In the aftermath of the slash-ridden removal of the Reverend Doctor Sarah from this earthly world, due horror came upon the citizens.

The first day of her disappearance was a bright and sunny delight, remarkable for its absence of typical summer haze, but disrupted by the unusual and numerous reports on car radios about the city. The discovery of the beloved minister's abduction initially came from signs in the church courtyard which were not divulged to the public. Her automobile (donated by a local dealer ((mentioned by name in the reports)) for her well-reported good deeds) was duly described and the license plate number repeated often. The off-duty contingent of all public services was woken from sleep and dispatched. Everyone listening to the radio reports was commandeered to take part in the search; phone calls buzzed between morningchore households, and later, in the evening, after the search alerts had been called off but no news officially released, lawnmowers were shut down for conversations between neighbors on driveways, some for the first time. Friendships were made.

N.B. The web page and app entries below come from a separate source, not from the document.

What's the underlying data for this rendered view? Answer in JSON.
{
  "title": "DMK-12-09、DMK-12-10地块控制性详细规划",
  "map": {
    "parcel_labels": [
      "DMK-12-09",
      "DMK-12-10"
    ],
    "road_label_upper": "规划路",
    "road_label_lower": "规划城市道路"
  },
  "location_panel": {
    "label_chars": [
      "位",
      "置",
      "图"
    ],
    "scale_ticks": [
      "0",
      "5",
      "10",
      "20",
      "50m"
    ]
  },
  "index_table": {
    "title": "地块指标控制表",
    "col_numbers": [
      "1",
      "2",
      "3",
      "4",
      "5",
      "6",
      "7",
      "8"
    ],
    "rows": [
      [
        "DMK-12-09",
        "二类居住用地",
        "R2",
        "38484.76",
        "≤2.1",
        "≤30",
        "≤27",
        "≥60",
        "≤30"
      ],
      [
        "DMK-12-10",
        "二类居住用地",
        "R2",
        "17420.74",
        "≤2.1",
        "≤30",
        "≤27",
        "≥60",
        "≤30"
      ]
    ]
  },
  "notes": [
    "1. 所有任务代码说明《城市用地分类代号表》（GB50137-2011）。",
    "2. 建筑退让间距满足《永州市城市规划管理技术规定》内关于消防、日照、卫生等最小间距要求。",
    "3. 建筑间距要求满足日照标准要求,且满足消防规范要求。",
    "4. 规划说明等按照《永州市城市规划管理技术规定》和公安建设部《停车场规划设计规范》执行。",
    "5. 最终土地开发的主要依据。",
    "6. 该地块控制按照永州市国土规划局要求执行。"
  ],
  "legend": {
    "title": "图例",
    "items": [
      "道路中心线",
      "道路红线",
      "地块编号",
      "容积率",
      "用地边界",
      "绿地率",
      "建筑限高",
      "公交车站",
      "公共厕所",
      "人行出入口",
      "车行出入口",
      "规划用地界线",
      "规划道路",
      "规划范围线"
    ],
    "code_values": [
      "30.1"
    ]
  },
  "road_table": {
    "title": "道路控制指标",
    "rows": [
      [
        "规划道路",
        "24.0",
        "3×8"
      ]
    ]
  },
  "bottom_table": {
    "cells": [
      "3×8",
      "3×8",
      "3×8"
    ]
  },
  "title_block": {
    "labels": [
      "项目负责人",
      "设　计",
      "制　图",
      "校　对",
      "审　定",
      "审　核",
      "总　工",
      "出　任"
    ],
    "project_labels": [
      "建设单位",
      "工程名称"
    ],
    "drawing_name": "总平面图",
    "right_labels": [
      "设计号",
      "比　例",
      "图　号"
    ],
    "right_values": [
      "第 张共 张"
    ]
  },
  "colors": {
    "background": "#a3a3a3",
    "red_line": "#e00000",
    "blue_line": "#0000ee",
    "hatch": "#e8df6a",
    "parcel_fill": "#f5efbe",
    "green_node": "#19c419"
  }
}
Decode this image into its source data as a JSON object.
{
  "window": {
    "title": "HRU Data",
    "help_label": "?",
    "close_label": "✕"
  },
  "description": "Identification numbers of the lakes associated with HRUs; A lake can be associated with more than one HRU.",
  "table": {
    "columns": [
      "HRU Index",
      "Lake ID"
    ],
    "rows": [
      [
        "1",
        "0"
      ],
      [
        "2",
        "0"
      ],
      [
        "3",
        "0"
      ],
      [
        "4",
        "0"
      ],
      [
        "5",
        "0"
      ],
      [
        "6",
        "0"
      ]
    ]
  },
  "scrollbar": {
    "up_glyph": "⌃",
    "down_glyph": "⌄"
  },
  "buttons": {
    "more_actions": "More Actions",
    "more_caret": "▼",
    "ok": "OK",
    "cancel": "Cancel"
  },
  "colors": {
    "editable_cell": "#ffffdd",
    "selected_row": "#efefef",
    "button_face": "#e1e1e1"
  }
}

The 5 o clock television broadcasts carried suspicious overtones in that nothing was revealed other than the same skeletal facts that had been repeated all day--but the authorities were no longer appealing for help. Some felt the beginnings of a coverup. Then, at the end of the broadcast, on one channel only, there was the sudden appearance of a flushed reporter with a word on the tragedy.

Kelly stood clutching the microphone, her hair slightly misplaced but still stiff, as if tousled and then sprayed that way, and announced a break in the case; the Reverend Sarah had been found, and the word "homicide" now applied to the situation. A moment of visible anguish followed. Now here is Dan Rather with the national news, and our reporter will be back in thirty minutes for an exclusive interview with the man who amazingly located the Reverend's remains.

Relief, shock and anger rolled across the city and supper was eaten. In upper city governing echelons the groundwork for a committee was being laid. An impassioned editorial argued some public ediface would have to be named (or re-named) for the fallen figure.